What you need to do =
Set down every entry exactly as given. Pictures are to be left out.

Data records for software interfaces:

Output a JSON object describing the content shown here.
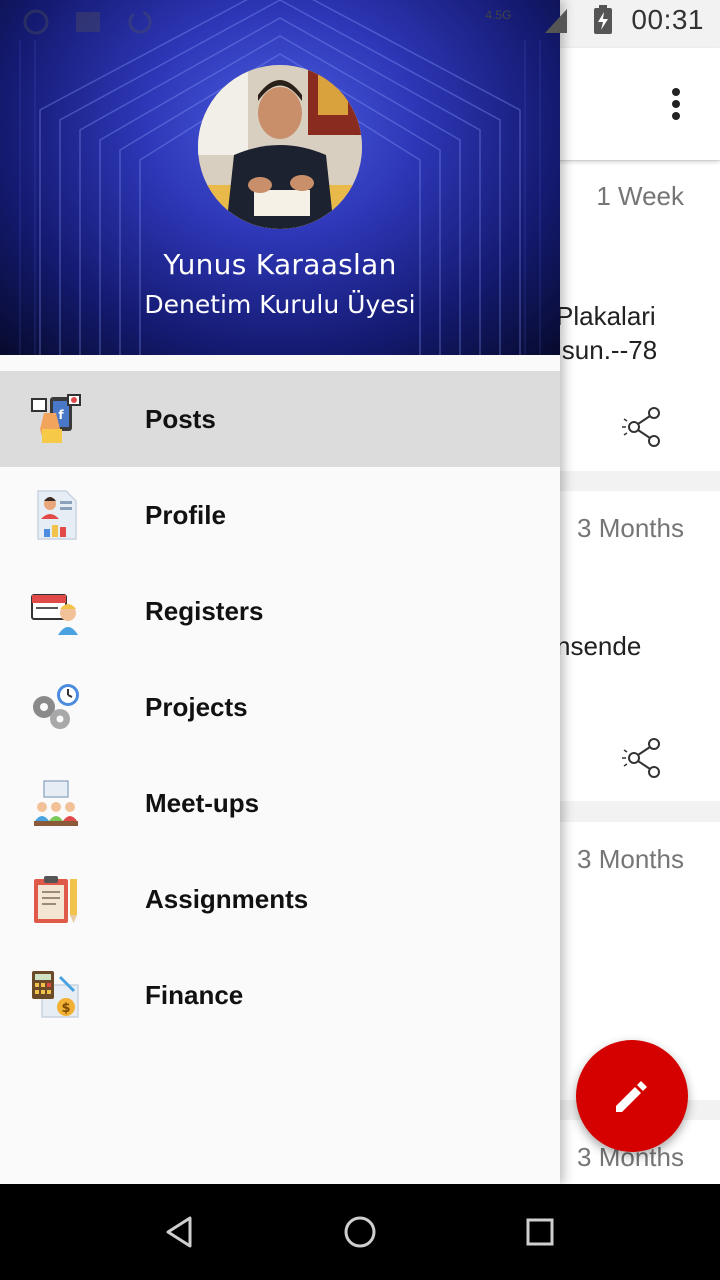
{
  "status_bar": {
    "network": "4.5G",
    "time": "00:31"
  },
  "drawer": {
    "user_name": "Yunus Karaaslan",
    "user_role": "Denetim Kurulu Üyesi",
    "menu": [
      {
        "label": "Posts",
        "icon": "posts-icon",
        "active": true
      },
      {
        "label": "Profile",
        "icon": "profile-icon",
        "active": false
      },
      {
        "label": "Registers",
        "icon": "registers-icon",
        "active": false
      },
      {
        "label": "Projects",
        "icon": "projects-icon",
        "active": false
      },
      {
        "label": "Meet-ups",
        "icon": "meetups-icon",
        "active": false
      },
      {
        "label": "Assignments",
        "icon": "assignments-icon",
        "active": false
      },
      {
        "label": "Finance",
        "icon": "finance-icon",
        "active": false
      }
    ]
  },
  "feed": {
    "cards": [
      {
        "time": "1 Week",
        "text_line1": "Plakalari",
        "text_line2": "lsun.--78"
      },
      {
        "time": "3 Months",
        "text_line1": "nsende",
        "text_line2": ""
      },
      {
        "time": "3 Months",
        "text_line1": "",
        "text_line2": ""
      },
      {
        "time": "3 Months",
        "text_line1": "",
        "text_line2": ""
      }
    ]
  },
  "colors": {
    "fab": "#d50000",
    "header_accent": "#2d36b6",
    "active_item_bg": "#dcdcdc"
  },
  "icons": {
    "fab": "pencil-icon",
    "share": "share-icon",
    "overflow": "more-vert-icon"
  }
}
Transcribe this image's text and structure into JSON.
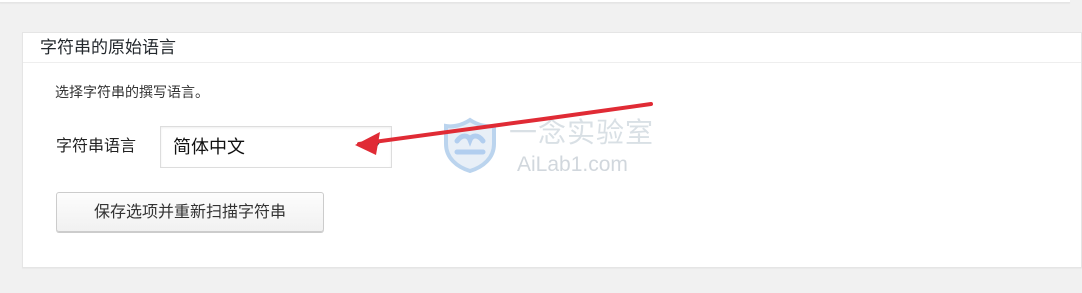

Output of the exercise =
Output a JSON object describing the content shown here.
{
  "status_bar": {
    "network": "4.5G",
    "time": "00:31"
  },
  "drawer": {
    "user_name": "Yunus Karaaslan",
    "user_role": "Denetim Kurulu Üyesi",
    "menu": [
      {
        "label": "Posts",
        "icon": "posts-icon",
        "active": true
      },
      {
        "label": "Profile",
        "icon": "profile-icon",
        "active": false
      },
      {
        "label": "Registers",
        "icon": "registers-icon",
        "active": false
      },
      {
        "label": "Projects",
        "icon": "projects-icon",
        "active": false
      },
      {
        "label": "Meet-ups",
        "icon": "meetups-icon",
        "active": false
      },
      {
        "label": "Assignments",
        "icon": "assignments-icon",
        "active": false
      },
      {
        "label": "Finance",
        "icon": "finance-icon",
        "active": false
      }
    ]
  },
  "feed": {
    "cards": [
      {
        "time": "1 Week",
        "text_line1": "Plakalari",
        "text_line2": "lsun.--78"
      },
      {
        "time": "3 Months",
        "text_line1": "nsende",
        "text_line2": ""
      },
      {
        "time": "3 Months",
        "text_line1": "",
        "text_line2": ""
      },
      {
        "time": "3 Months",
        "text_line1": "",
        "text_line2": ""
      }
    ]
  },
  "colors": {
    "fab": "#d50000",
    "header_accent": "#2d36b6",
    "active_item_bg": "#dcdcdc"
  },
  "icons": {
    "fab": "pencil-icon",
    "share": "share-icon",
    "overflow": "more-vert-icon"
  }
}
Transcribe this image's text and structure into JSON.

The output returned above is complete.